Problem: Copy each line of the data below with the word "Code".
========================
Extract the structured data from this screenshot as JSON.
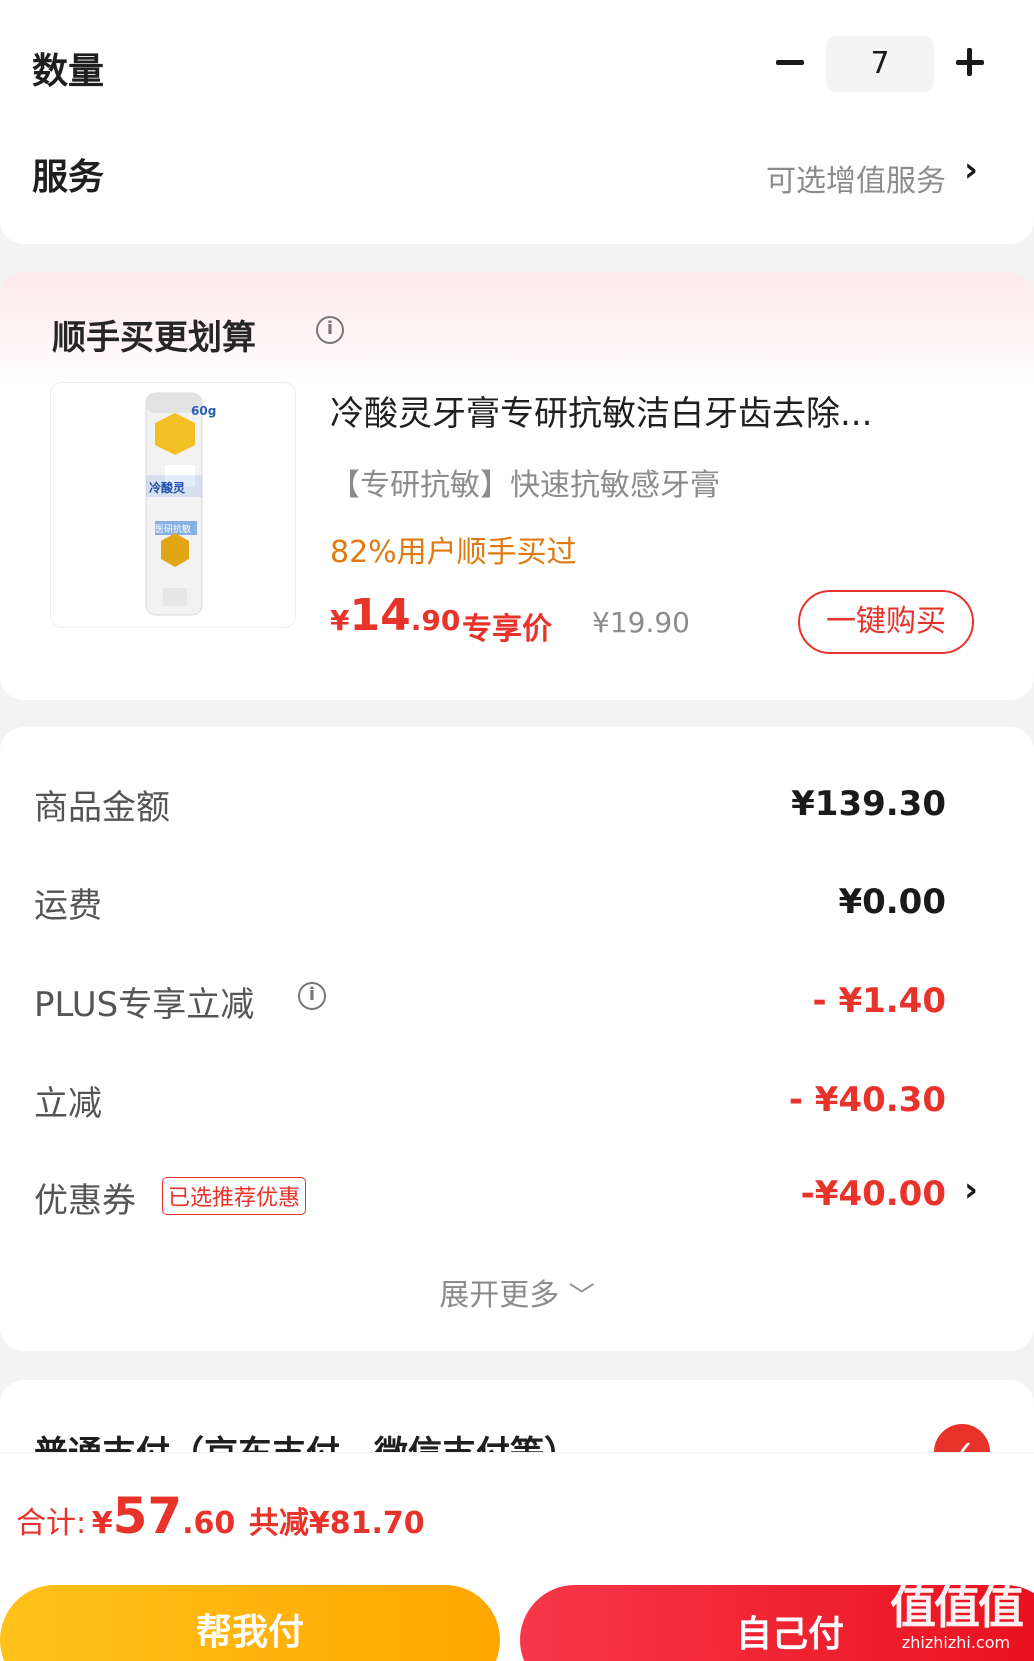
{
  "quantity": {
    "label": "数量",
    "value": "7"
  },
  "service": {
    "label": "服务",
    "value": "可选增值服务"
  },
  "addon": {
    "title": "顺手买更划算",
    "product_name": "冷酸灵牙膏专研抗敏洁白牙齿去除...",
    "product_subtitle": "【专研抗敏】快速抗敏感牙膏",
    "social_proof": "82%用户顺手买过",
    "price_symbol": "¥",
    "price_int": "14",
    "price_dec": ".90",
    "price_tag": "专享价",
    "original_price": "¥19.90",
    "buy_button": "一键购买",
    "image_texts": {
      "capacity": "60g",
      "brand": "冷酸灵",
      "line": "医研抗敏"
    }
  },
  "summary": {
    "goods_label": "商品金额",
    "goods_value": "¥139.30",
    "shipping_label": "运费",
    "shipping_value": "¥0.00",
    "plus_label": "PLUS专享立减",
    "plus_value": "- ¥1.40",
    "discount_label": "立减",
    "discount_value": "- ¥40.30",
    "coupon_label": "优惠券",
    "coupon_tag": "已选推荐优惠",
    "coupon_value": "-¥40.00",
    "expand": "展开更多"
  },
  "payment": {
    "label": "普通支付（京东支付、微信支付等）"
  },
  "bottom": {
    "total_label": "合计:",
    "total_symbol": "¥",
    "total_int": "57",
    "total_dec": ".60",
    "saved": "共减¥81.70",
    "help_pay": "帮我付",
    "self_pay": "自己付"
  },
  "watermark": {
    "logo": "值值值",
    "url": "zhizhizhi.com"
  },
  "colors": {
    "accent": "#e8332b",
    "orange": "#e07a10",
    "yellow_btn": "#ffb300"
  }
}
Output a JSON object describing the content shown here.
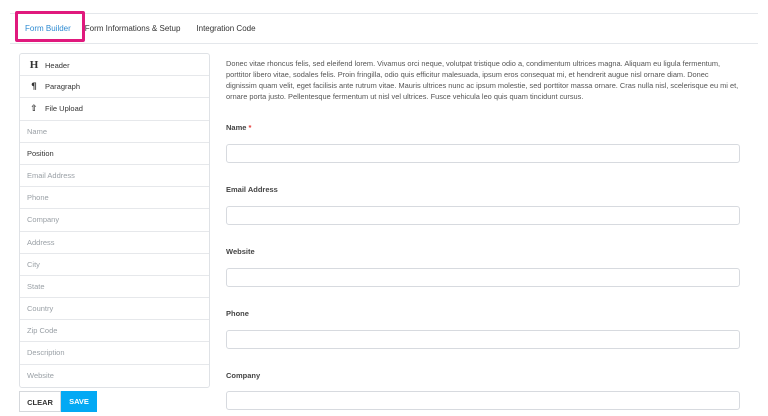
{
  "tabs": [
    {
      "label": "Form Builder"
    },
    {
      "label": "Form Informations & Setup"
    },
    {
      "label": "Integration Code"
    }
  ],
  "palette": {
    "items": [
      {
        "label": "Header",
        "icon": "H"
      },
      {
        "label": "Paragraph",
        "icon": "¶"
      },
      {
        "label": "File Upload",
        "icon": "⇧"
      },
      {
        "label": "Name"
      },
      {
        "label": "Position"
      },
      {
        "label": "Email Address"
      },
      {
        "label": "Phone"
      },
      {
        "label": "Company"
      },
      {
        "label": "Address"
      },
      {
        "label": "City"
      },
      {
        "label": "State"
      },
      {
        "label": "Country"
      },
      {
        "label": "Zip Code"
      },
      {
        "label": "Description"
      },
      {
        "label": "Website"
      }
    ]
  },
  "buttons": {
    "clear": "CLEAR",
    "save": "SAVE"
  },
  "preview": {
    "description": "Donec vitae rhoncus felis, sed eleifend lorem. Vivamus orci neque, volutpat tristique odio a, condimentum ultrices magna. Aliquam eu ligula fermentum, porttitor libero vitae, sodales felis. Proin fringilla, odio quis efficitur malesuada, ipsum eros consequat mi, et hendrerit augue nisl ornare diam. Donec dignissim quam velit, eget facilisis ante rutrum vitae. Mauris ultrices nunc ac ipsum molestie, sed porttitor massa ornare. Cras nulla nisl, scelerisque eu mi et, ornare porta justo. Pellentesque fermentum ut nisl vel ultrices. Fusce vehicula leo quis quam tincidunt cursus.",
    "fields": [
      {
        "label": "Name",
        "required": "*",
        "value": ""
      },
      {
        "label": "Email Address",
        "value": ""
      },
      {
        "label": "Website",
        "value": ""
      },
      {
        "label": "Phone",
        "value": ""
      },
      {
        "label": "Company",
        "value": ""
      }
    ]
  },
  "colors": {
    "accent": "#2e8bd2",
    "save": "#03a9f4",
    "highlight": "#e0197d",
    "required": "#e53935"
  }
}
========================
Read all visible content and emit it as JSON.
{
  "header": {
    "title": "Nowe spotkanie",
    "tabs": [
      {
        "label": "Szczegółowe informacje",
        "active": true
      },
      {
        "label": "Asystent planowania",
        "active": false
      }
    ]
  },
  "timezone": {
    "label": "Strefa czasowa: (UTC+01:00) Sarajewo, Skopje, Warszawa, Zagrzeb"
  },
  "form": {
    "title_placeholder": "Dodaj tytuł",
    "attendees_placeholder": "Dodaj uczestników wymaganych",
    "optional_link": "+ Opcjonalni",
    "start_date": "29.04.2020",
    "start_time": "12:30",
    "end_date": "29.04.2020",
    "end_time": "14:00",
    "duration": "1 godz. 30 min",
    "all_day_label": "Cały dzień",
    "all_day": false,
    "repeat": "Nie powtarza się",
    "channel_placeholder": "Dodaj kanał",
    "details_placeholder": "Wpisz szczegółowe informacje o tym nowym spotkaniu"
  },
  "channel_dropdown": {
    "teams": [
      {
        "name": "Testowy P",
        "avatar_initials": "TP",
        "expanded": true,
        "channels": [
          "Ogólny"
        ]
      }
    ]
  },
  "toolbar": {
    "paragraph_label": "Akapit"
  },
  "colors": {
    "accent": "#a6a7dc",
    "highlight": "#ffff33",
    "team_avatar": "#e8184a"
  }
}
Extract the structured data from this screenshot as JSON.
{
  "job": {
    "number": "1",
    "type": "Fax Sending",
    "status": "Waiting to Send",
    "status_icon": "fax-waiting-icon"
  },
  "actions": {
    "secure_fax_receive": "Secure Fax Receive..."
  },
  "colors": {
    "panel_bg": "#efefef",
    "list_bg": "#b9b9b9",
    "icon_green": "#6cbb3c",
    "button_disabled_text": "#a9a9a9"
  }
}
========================
Solution below:
      "label": "Integration Code"
        "label": "Zip Code"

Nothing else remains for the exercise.